**Requirement:**
For each entry, output its words exactly and leave any picture behind.

**Data for review:**
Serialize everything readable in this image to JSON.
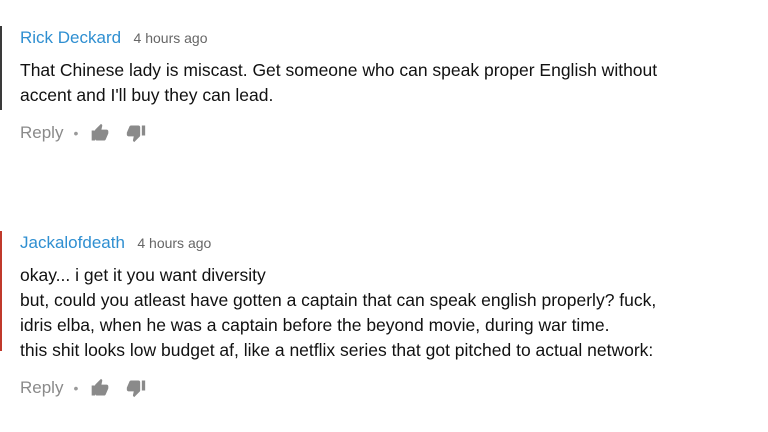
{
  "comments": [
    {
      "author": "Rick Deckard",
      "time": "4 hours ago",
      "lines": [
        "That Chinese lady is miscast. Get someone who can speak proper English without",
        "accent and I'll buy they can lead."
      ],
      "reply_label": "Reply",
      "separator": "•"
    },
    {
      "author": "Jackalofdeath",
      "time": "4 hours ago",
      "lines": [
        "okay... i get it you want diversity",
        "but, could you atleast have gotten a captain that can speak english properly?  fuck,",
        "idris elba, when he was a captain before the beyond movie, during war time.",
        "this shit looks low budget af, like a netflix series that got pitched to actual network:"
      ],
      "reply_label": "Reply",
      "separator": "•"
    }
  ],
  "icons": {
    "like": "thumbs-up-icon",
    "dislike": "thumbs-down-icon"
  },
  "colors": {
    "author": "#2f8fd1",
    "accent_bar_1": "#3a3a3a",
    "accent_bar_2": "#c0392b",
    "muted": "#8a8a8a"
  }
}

**Reply:**
Serialize everything readable in this image to JSON.
{
  "comments": [
    {
      "author": "Rick Deckard",
      "time": "4 hours ago",
      "lines": [
        "That Chinese lady is miscast. Get someone who can speak proper English without",
        "accent and I'll buy they can lead."
      ],
      "reply_label": "Reply",
      "separator": "•"
    },
    {
      "author": "Jackalofdeath",
      "time": "4 hours ago",
      "lines": [
        "okay... i get it you want diversity",
        "but, could you atleast have gotten a captain that can speak english properly?  fuck,",
        "idris elba, when he was a captain before the beyond movie, during war time.",
        "this shit looks low budget af, like a netflix series that got pitched to actual network:"
      ],
      "reply_label": "Reply",
      "separator": "•"
    }
  ],
  "icons": {
    "like": "thumbs-up-icon",
    "dislike": "thumbs-down-icon"
  },
  "colors": {
    "author": "#2f8fd1",
    "accent_bar_1": "#3a3a3a",
    "accent_bar_2": "#c0392b",
    "muted": "#8a8a8a"
  }
}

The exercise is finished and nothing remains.